**Work required:** From the line with "Convert this screenshot" to the final line of the records, reproduce every line exactly and only those lines.

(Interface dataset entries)

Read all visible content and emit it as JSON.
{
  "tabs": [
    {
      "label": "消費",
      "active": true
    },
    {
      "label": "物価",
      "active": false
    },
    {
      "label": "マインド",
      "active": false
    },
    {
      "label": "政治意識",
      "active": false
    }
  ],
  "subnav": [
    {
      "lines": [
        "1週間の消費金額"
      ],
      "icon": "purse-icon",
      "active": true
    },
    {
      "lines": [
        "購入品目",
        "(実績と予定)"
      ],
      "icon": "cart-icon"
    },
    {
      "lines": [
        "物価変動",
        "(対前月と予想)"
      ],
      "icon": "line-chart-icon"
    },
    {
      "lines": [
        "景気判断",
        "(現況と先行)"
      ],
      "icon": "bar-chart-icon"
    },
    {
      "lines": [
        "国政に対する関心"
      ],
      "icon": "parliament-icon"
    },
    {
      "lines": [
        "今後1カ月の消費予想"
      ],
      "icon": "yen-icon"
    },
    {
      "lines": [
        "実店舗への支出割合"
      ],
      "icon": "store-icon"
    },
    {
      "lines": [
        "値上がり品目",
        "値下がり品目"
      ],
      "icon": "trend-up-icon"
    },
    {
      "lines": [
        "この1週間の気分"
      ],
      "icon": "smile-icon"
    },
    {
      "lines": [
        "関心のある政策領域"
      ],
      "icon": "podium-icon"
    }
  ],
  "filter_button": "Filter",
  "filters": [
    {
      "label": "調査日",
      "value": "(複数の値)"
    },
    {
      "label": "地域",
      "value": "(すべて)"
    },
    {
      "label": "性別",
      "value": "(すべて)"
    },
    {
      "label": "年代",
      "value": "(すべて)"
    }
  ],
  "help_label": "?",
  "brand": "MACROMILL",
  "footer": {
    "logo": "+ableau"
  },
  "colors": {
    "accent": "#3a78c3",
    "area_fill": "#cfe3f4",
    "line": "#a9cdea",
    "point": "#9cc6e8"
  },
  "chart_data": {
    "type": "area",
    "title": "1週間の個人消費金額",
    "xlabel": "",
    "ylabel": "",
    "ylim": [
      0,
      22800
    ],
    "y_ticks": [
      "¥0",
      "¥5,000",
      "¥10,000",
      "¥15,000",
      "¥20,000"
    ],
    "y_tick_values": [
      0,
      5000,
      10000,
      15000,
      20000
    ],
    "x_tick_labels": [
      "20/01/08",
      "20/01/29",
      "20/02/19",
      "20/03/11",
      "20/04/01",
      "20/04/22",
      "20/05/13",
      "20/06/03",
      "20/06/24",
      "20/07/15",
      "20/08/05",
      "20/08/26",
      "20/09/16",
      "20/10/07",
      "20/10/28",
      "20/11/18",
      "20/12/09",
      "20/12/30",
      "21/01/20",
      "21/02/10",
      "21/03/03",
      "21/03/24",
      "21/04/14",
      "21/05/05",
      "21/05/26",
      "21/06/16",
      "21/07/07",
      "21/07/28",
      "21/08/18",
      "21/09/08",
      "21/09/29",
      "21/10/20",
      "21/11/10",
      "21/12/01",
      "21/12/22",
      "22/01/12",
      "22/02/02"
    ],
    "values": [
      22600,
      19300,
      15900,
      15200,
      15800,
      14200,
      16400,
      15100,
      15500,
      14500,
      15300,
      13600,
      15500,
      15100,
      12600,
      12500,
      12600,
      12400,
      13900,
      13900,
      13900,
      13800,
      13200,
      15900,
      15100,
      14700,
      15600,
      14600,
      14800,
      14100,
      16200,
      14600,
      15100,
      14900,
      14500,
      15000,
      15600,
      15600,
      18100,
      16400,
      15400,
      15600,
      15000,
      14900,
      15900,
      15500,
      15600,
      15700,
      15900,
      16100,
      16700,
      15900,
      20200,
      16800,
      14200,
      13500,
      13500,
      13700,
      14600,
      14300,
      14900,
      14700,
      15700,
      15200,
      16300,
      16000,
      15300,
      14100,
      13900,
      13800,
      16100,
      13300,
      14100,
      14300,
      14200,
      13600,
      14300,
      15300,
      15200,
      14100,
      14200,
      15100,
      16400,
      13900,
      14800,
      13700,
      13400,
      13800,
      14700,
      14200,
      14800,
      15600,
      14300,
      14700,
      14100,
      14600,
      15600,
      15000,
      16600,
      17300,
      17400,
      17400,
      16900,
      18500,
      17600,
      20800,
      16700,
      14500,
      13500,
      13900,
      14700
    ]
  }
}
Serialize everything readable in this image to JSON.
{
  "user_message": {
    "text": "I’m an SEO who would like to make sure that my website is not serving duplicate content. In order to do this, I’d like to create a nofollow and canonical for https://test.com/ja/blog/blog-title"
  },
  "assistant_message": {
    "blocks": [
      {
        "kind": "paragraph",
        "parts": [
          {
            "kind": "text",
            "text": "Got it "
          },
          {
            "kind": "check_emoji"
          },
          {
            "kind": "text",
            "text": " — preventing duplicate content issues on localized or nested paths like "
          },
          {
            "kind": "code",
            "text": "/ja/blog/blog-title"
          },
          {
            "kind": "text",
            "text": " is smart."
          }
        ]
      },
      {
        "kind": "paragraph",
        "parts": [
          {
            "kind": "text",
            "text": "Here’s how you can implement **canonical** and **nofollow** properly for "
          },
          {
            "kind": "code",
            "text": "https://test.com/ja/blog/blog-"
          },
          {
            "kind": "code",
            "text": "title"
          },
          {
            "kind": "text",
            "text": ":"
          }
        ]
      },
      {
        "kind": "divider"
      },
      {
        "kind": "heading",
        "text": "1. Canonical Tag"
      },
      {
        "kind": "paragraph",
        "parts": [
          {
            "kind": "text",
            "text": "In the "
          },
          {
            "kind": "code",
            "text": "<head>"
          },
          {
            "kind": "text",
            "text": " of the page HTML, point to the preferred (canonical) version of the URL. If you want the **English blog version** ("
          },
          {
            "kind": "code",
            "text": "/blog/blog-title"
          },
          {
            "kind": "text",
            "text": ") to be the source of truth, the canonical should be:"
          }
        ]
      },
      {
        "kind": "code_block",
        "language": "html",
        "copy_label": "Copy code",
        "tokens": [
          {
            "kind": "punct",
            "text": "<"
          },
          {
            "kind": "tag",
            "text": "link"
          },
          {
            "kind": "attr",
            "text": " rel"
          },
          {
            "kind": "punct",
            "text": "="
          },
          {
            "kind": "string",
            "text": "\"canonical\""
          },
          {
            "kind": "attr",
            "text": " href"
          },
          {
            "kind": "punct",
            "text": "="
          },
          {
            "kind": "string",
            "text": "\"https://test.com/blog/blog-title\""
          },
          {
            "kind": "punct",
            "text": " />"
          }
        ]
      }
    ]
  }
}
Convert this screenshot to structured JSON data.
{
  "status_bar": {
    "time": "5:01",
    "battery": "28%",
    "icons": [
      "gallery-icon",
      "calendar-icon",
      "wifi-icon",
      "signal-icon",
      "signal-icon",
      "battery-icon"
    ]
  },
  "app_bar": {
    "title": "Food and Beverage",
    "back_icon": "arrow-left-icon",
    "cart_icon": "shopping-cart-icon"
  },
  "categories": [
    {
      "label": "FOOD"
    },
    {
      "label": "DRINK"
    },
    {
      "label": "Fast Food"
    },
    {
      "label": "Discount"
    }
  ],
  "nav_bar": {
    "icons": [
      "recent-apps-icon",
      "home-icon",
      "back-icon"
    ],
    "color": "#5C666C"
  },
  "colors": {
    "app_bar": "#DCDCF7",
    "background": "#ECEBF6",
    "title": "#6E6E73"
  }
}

**Result for this exercise:**
Convert this screenshot to structured JSON data.
{
  "status_bar": {
    "time": "5:01",
    "battery": "28%",
    "icons": [
      "gallery-icon",
      "calendar-icon",
      "wifi-icon",
      "signal-icon",
      "signal-icon",
      "battery-icon"
    ]
  },
  "app_bar": {
    "title": "Food and Beverage",
    "back_icon": "arrow-left-icon",
    "cart_icon": "shopping-cart-icon"
  },
  "categories": [
    {
      "label": "FOOD"
    },
    {
      "label": "DRINK"
    },
    {
      "label": "Fast Food"
    },
    {
      "label": "Discount"
    }
  ],
  "nav_bar": {
    "icons": [
      "recent-apps-icon",
      "home-icon",
      "back-icon"
    ],
    "color": "#5C666C"
  },
  "colors": {
    "app_bar": "#DCDCF7",
    "background": "#ECEBF6",
    "title": "#6E6E73"
  }
}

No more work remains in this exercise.